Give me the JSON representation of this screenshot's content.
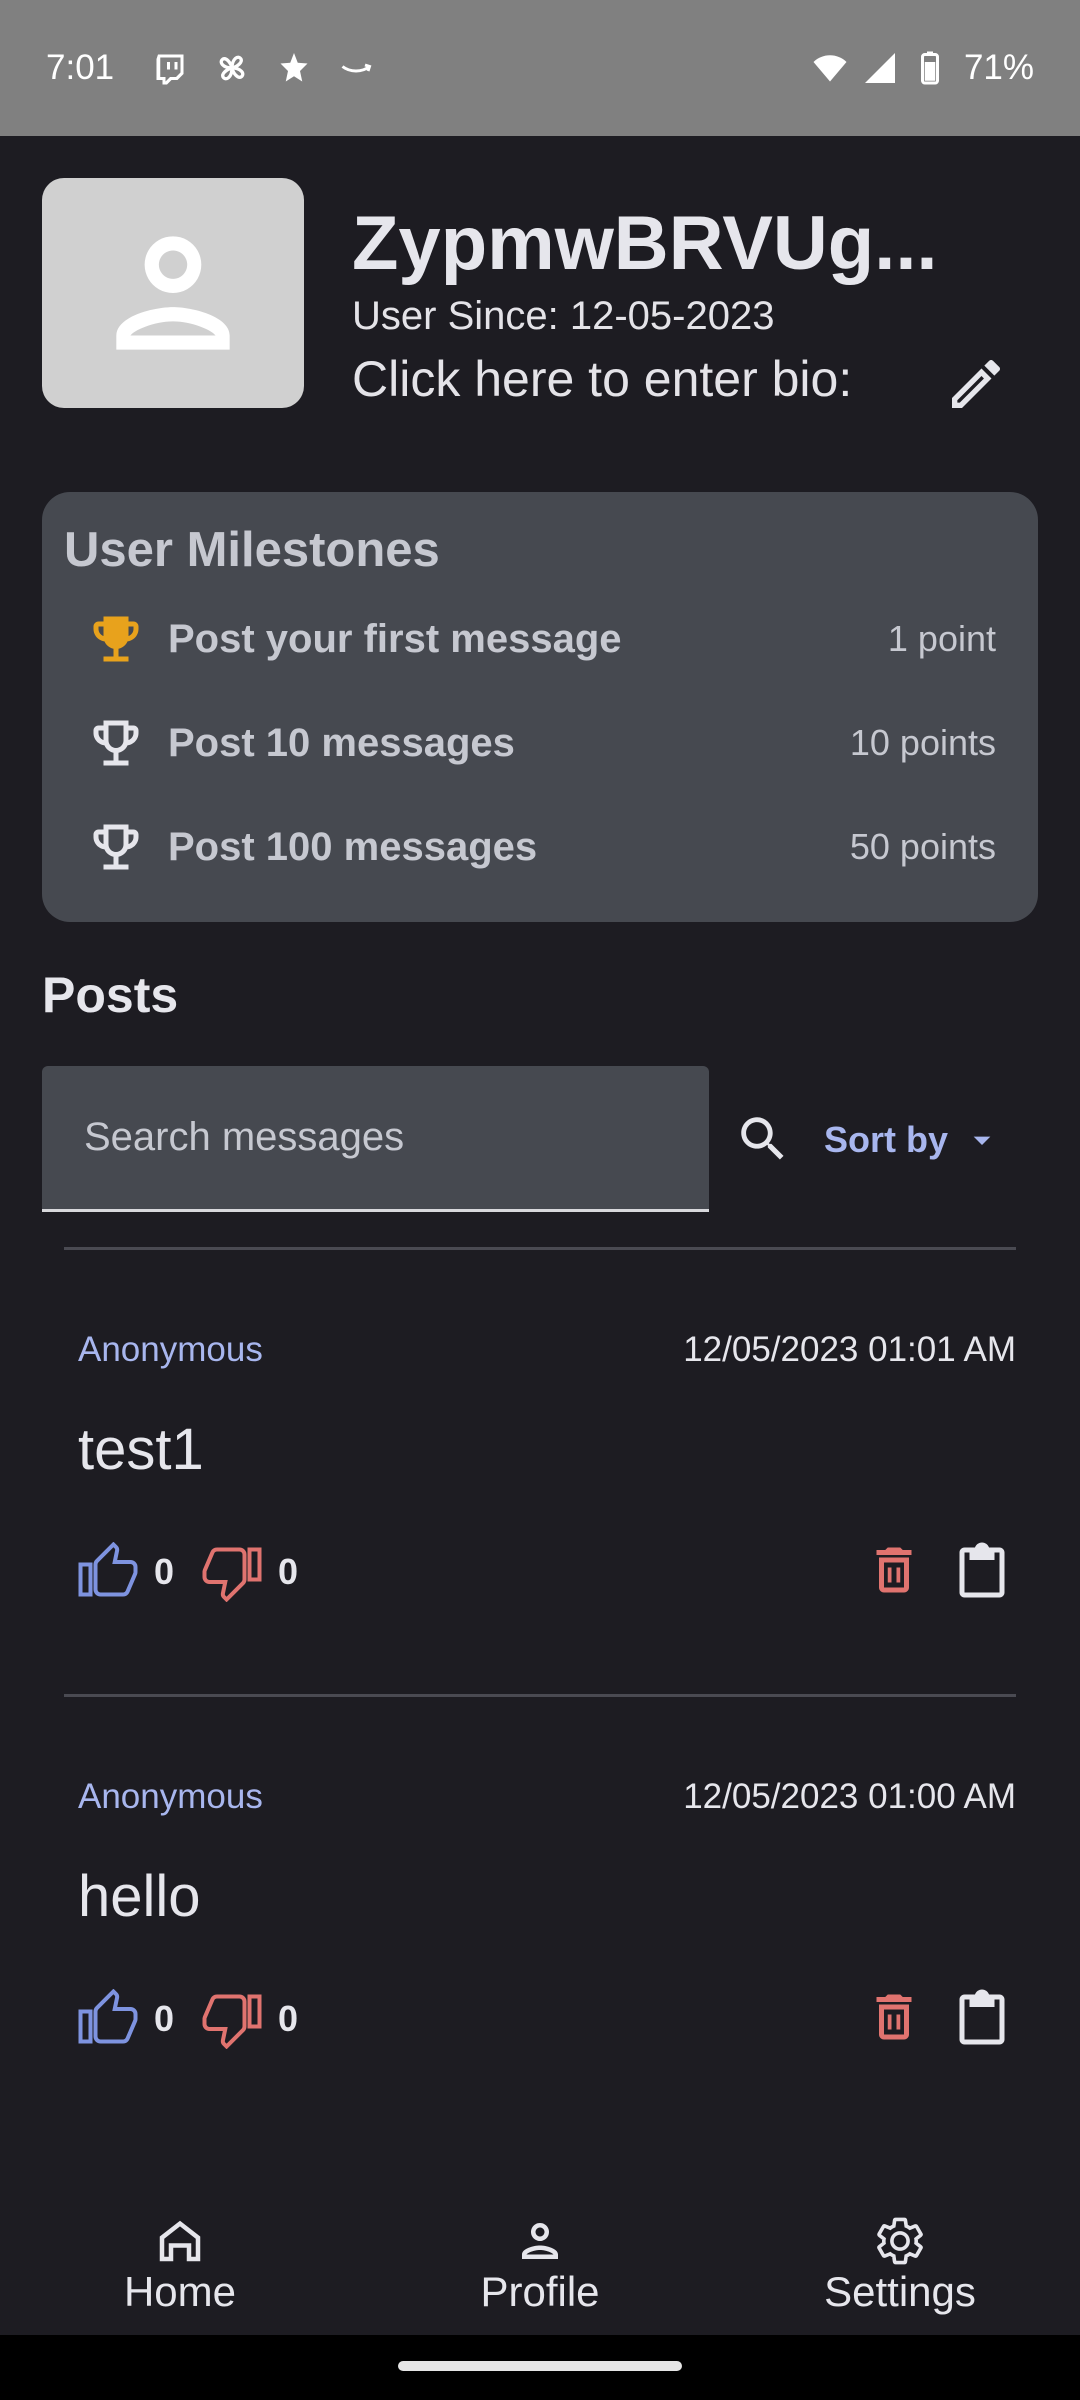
{
  "status_bar": {
    "time": "7:01",
    "battery": "71%",
    "notification_icons": [
      "twitch-icon",
      "pinwheel-icon",
      "puzzle-icon",
      "amazon-icon"
    ]
  },
  "profile": {
    "username": "ZypmwBRVUg...",
    "user_since": "User Since: 12-05-2023",
    "bio_placeholder": "Click here to enter bio:"
  },
  "milestones": {
    "title": "User Milestones",
    "items": [
      {
        "label": "Post your first message",
        "points": "1 point",
        "achieved": true
      },
      {
        "label": "Post 10 messages",
        "points": "10 points",
        "achieved": false
      },
      {
        "label": "Post 100 messages",
        "points": "50 points",
        "achieved": false
      }
    ]
  },
  "posts_section": {
    "title": "Posts",
    "search_placeholder": "Search messages",
    "sort_label": "Sort by"
  },
  "posts": [
    {
      "author": "Anonymous",
      "date": "12/05/2023 01:01 AM",
      "text": "test1",
      "likes": "0",
      "dislikes": "0"
    },
    {
      "author": "Anonymous",
      "date": "12/05/2023 01:00 AM",
      "text": "hello",
      "likes": "0",
      "dislikes": "0"
    }
  ],
  "bottom_nav": {
    "items": [
      {
        "label": "Home",
        "icon": "home-icon"
      },
      {
        "label": "Profile",
        "icon": "person-icon"
      },
      {
        "label": "Settings",
        "icon": "gear-icon"
      }
    ]
  },
  "colors": {
    "background": "#1d1c22",
    "card": "#464950",
    "accent": "#a8b6ee",
    "trophy_gold": "#e8a21c",
    "dislike_red": "#e0736f"
  }
}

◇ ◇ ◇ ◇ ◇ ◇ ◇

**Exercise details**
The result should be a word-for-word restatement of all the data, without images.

**Response to this exercise**
Give me the JSON representation of this screenshot's content.
{
  "status_bar": {
    "time": "7:01",
    "battery": "71%",
    "notification_icons": [
      "twitch-icon",
      "pinwheel-icon",
      "puzzle-icon",
      "amazon-icon"
    ]
  },
  "profile": {
    "username": "ZypmwBRVUg...",
    "user_since": "User Since: 12-05-2023",
    "bio_placeholder": "Click here to enter bio:"
  },
  "milestones": {
    "title": "User Milestones",
    "items": [
      {
        "label": "Post your first message",
        "points": "1 point",
        "achieved": true
      },
      {
        "label": "Post 10 messages",
        "points": "10 points",
        "achieved": false
      },
      {
        "label": "Post 100 messages",
        "points": "50 points",
        "achieved": false
      }
    ]
  },
  "posts_section": {
    "title": "Posts",
    "search_placeholder": "Search messages",
    "sort_label": "Sort by"
  },
  "posts": [
    {
      "author": "Anonymous",
      "date": "12/05/2023 01:01 AM",
      "text": "test1",
      "likes": "0",
      "dislikes": "0"
    },
    {
      "author": "Anonymous",
      "date": "12/05/2023 01:00 AM",
      "text": "hello",
      "likes": "0",
      "dislikes": "0"
    }
  ],
  "bottom_nav": {
    "items": [
      {
        "label": "Home",
        "icon": "home-icon"
      },
      {
        "label": "Profile",
        "icon": "person-icon"
      },
      {
        "label": "Settings",
        "icon": "gear-icon"
      }
    ]
  },
  "colors": {
    "background": "#1d1c22",
    "card": "#464950",
    "accent": "#a8b6ee",
    "trophy_gold": "#e8a21c",
    "dislike_red": "#e0736f"
  }
}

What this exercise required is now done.